Diagnostic Study on Marine Litter Prevention especially relating to Plastics in Coastal Kenya

piled up plastic on the beach with fishermen in the background

The ongoing degradation of the natural environment, especially along coastal areas, through accumulation of non-biodegradable materials such as plastic waste and marine litter, poses a hazard to both human and marine life. This has prompted the call for urgent remedial action by policymakers across the globe.

It is estimated that there are currently 150 million metric tonnes of plastics in the oceans worldwide, with approximately 5 to 13 million metric tonnes added annually given prevailing trends in urbanisation, production and consumption. Given the severity of the problem, international and national governments have committed to action-plans to combat marine litter on a national and global scale. The Government of Kenya, through the State Department of Fisheries, Aquaculture and Blue Economy (SDFA&BE) and with support from the World Bank, is currently preparing the Kenya Marine Fisheries and Socio-Economic Development Project (KEMFSED) which has identified marine pollution as a key project area.

The project is one of the targeted activities under the KEMSFED Project aimed at reducing marine litter and plastic pollution. Cardno together with its consortium partner, Resources & Waste Advisory Group, have been selected to carry out the diagnostic study to assess the magnitude of marine litter and plastics along Kenya’s coast. Outputs from the assessment will inform policy on marine litter and guide related future investment in the area.

Learn more about the Resources and Waste Advisory Group

Objectives

The main objective of the project is to boost economic benefits derived from coastal and marine resources.

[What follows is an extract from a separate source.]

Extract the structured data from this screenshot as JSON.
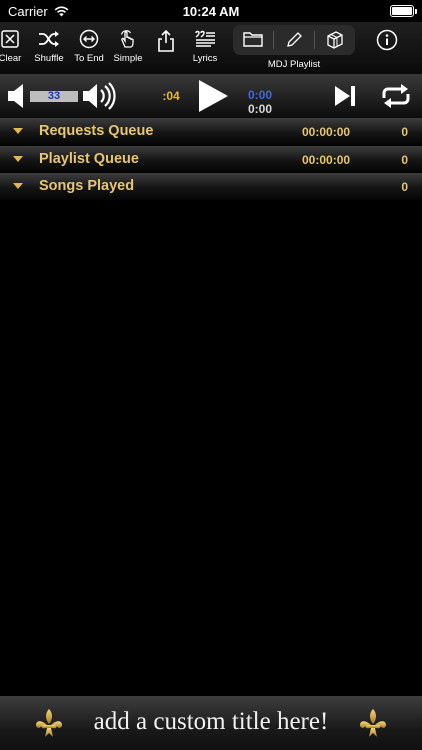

It plans to improve management of priority fisheries and mariculture while simultaneously increasing access to complementary livelihoods in coastal communities. The anticipated outcome of the project is strengthened governance and management of marine fisheries and improved livelihoods along coastal areas.

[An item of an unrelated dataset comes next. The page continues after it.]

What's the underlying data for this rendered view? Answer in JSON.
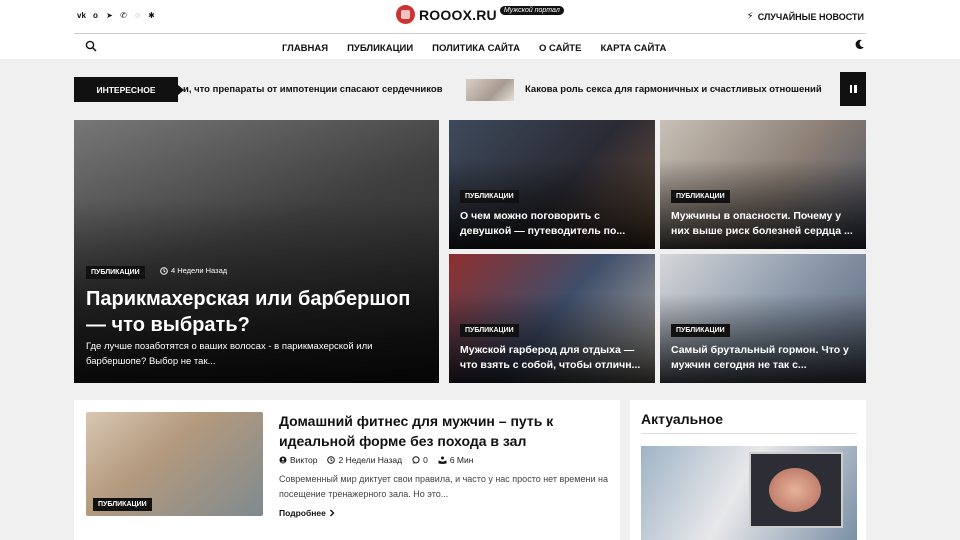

The study will analyse the scale of marine litter and plastics distribution in the ocean, coast and nearshore environment, targeting priority areas of impact on Kenya’s coastal and marine environment. It will further note the 10 most prevalent plastics and identify their sources and pathways. The assessment will comprise a desk-study complemented by targeted field work that will include data collection, analysis, modelling and key stakeholder consultations.

Cardno’s approach will extend assessments carried out by previous surveys into new areas, using similar and compatible methods. This will reinforce the body of evidence while providing opportunity for adapted methods to be deployed based on experience. Complementing similar work carried out will ensure there is no replication or contradiction with already completed surveys and will leverage existing knowledge.

The study will yield a spatial distribution of plastic waste along Kenyan’s coastal and nearshore environment with waste characterisation and a flow assessment in priority areas. It will thereafter make policy recommendations on eco-friendly, easily recyclable and energy efficient alternatives to the top 10 plastic waste types identified. The assessment report will further outline mitigation activities that reduce, recycle and reuse plastics and recommend action steps to progress the initiatives.

The team will engage closely with the World Bank Task Team Leader, associated government institutions and local partners. A stakeholder forum will follow the assessment to outline recommended options for addressing marine litter and plastic pollution along Kenya’s Coast following the principles of Reduce, Reuse, Recycle and Regulate (4Rs).